• _Task to carry out_
Every line below should be repeated exactly.
(Given information)
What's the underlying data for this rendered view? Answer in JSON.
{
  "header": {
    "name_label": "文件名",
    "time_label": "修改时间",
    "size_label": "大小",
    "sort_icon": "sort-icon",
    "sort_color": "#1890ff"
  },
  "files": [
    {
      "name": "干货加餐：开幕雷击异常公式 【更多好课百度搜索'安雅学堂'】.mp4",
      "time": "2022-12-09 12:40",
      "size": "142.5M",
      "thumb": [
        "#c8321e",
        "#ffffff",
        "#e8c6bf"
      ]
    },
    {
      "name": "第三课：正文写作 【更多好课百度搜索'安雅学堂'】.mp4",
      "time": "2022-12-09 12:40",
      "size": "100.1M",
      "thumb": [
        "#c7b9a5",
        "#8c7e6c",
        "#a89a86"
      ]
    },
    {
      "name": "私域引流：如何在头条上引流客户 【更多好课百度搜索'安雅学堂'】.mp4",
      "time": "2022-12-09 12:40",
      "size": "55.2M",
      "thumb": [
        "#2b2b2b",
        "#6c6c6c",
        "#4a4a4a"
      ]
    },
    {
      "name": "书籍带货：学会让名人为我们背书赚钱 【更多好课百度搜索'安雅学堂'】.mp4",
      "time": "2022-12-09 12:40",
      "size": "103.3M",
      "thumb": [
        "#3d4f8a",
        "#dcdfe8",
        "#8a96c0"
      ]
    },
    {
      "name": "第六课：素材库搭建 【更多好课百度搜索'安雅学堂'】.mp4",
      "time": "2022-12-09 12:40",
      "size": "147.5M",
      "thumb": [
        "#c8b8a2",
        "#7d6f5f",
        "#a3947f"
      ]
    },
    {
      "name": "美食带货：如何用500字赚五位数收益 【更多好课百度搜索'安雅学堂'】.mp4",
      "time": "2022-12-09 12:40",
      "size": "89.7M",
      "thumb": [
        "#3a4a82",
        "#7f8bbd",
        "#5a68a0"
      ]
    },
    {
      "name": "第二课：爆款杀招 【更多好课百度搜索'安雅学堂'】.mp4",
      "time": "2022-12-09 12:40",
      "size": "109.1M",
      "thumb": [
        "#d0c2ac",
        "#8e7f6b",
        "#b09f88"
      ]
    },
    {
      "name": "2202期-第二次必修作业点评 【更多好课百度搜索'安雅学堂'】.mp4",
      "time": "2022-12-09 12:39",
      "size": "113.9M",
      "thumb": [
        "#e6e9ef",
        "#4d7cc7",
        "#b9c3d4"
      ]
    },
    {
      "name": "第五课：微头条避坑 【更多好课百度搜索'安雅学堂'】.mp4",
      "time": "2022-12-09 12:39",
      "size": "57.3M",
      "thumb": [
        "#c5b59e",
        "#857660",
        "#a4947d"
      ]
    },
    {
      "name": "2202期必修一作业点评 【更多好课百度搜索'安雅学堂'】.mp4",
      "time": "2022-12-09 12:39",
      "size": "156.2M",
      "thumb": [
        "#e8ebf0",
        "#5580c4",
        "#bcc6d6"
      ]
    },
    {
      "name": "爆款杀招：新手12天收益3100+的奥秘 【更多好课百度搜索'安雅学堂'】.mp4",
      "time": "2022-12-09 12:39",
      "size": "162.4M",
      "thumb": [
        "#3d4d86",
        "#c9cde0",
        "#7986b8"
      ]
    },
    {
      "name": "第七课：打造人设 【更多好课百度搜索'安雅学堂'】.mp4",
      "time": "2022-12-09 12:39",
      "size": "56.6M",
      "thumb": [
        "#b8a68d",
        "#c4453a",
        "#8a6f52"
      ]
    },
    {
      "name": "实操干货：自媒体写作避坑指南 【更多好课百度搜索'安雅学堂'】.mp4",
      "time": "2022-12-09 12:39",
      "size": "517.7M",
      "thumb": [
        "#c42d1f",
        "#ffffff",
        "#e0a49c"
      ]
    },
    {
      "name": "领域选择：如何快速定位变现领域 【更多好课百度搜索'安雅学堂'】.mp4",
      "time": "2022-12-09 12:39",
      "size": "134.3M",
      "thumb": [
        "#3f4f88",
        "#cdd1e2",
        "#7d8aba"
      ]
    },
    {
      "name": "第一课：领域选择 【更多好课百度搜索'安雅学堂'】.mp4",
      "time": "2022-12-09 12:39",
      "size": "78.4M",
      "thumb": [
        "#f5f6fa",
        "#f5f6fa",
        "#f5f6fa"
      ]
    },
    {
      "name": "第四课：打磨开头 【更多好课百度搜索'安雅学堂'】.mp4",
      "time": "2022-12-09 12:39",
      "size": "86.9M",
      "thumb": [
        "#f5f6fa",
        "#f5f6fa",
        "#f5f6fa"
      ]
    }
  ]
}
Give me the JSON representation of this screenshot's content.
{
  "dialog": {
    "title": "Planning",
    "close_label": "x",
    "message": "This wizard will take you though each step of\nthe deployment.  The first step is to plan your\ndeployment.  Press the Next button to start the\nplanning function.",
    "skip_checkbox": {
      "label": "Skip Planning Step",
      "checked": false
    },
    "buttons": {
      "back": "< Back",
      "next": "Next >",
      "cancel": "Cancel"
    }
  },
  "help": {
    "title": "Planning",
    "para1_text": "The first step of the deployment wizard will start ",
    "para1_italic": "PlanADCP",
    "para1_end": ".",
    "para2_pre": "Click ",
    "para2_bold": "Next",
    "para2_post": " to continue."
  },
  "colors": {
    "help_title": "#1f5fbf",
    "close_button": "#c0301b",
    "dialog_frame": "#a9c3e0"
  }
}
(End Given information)
• _Result of the exercise_
What's the underlying data for this rendered view? Answer in JSON.
{
  "header": {
    "name_label": "文件名",
    "time_label": "修改时间",
    "size_label": "大小",
    "sort_icon": "sort-icon",
    "sort_color": "#1890ff"
  },
  "files": [
    {
      "name": "干货加餐：开幕雷击异常公式 【更多好课百度搜索'安雅学堂'】.mp4",
      "time": "2022-12-09 12:40",
      "size": "142.5M",
      "thumb": [
        "#c8321e",
        "#ffffff",
        "#e8c6bf"
      ]
    },
    {
      "name": "第三课：正文写作 【更多好课百度搜索'安雅学堂'】.mp4",
      "time": "2022-12-09 12:40",
      "size": "100.1M",
      "thumb": [
        "#c7b9a5",
        "#8c7e6c",
        "#a89a86"
      ]
    },
    {
      "name": "私域引流：如何在头条上引流客户 【更多好课百度搜索'安雅学堂'】.mp4",
      "time": "2022-12-09 12:40",
      "size": "55.2M",
      "thumb": [
        "#2b2b2b",
        "#6c6c6c",
        "#4a4a4a"
      ]
    },
    {
      "name": "书籍带货：学会让名人为我们背书赚钱 【更多好课百度搜索'安雅学堂'】.mp4",
      "time": "2022-12-09 12:40",
      "size": "103.3M",
      "thumb": [
        "#3d4f8a",
        "#dcdfe8",
        "#8a96c0"
      ]
    },
    {
      "name": "第六课：素材库搭建 【更多好课百度搜索'安雅学堂'】.mp4",
      "time": "2022-12-09 12:40",
      "size": "147.5M",
      "thumb": [
        "#c8b8a2",
        "#7d6f5f",
        "#a3947f"
      ]
    },
    {
      "name": "美食带货：如何用500字赚五位数收益 【更多好课百度搜索'安雅学堂'】.mp4",
      "time": "2022-12-09 12:40",
      "size": "89.7M",
      "thumb": [
        "#3a4a82",
        "#7f8bbd",
        "#5a68a0"
      ]
    },
    {
      "name": "第二课：爆款杀招 【更多好课百度搜索'安雅学堂'】.mp4",
      "time": "2022-12-09 12:40",
      "size": "109.1M",
      "thumb": [
        "#d0c2ac",
        "#8e7f6b",
        "#b09f88"
      ]
    },
    {
      "name": "2202期-第二次必修作业点评 【更多好课百度搜索'安雅学堂'】.mp4",
      "time": "2022-12-09 12:39",
      "size": "113.9M",
      "thumb": [
        "#e6e9ef",
        "#4d7cc7",
        "#b9c3d4"
      ]
    },
    {
      "name": "第五课：微头条避坑 【更多好课百度搜索'安雅学堂'】.mp4",
      "time": "2022-12-09 12:39",
      "size": "57.3M",
      "thumb": [
        "#c5b59e",
        "#857660",
        "#a4947d"
      ]
    },
    {
      "name": "2202期必修一作业点评 【更多好课百度搜索'安雅学堂'】.mp4",
      "time": "2022-12-09 12:39",
      "size": "156.2M",
      "thumb": [
        "#e8ebf0",
        "#5580c4",
        "#bcc6d6"
      ]
    },
    {
      "name": "爆款杀招：新手12天收益3100+的奥秘 【更多好课百度搜索'安雅学堂'】.mp4",
      "time": "2022-12-09 12:39",
      "size": "162.4M",
      "thumb": [
        "#3d4d86",
        "#c9cde0",
        "#7986b8"
      ]
    },
    {
      "name": "第七课：打造人设 【更多好课百度搜索'安雅学堂'】.mp4",
      "time": "2022-12-09 12:39",
      "size": "56.6M",
      "thumb": [
        "#b8a68d",
        "#c4453a",
        "#8a6f52"
      ]
    },
    {
      "name": "实操干货：自媒体写作避坑指南 【更多好课百度搜索'安雅学堂'】.mp4",
      "time": "2022-12-09 12:39",
      "size": "517.7M",
      "thumb": [
        "#c42d1f",
        "#ffffff",
        "#e0a49c"
      ]
    },
    {
      "name": "领域选择：如何快速定位变现领域 【更多好课百度搜索'安雅学堂'】.mp4",
      "time": "2022-12-09 12:39",
      "size": "134.3M",
      "thumb": [
        "#3f4f88",
        "#cdd1e2",
        "#7d8aba"
      ]
    },
    {
      "name": "第一课：领域选择 【更多好课百度搜索'安雅学堂'】.mp4",
      "time": "2022-12-09 12:39",
      "size": "78.4M",
      "thumb": [
        "#f5f6fa",
        "#f5f6fa",
        "#f5f6fa"
      ]
    },
    {
      "name": "第四课：打磨开头 【更多好课百度搜索'安雅学堂'】.mp4",
      "time": "2022-12-09 12:39",
      "size": "86.9M",
      "thumb": [
        "#f5f6fa",
        "#f5f6fa",
        "#f5f6fa"
      ]
    }
  ]
}
Give me the JSON representation of this screenshot's content.
{
  "dialog": {
    "title": "Planning",
    "close_label": "x",
    "message": "This wizard will take you though each step of\nthe deployment.  The first step is to plan your\ndeployment.  Press the Next button to start the\nplanning function.",
    "skip_checkbox": {
      "label": "Skip Planning Step",
      "checked": false
    },
    "buttons": {
      "back": "< Back",
      "next": "Next >",
      "cancel": "Cancel"
    }
  },
  "help": {
    "title": "Planning",
    "para1_text": "The first step of the deployment wizard will start ",
    "para1_italic": "PlanADCP",
    "para1_end": ".",
    "para2_pre": "Click ",
    "para2_bold": "Next",
    "para2_post": " to continue."
  },
  "colors": {
    "help_title": "#1f5fbf",
    "close_button": "#c0301b",
    "dialog_frame": "#a9c3e0"
  }
}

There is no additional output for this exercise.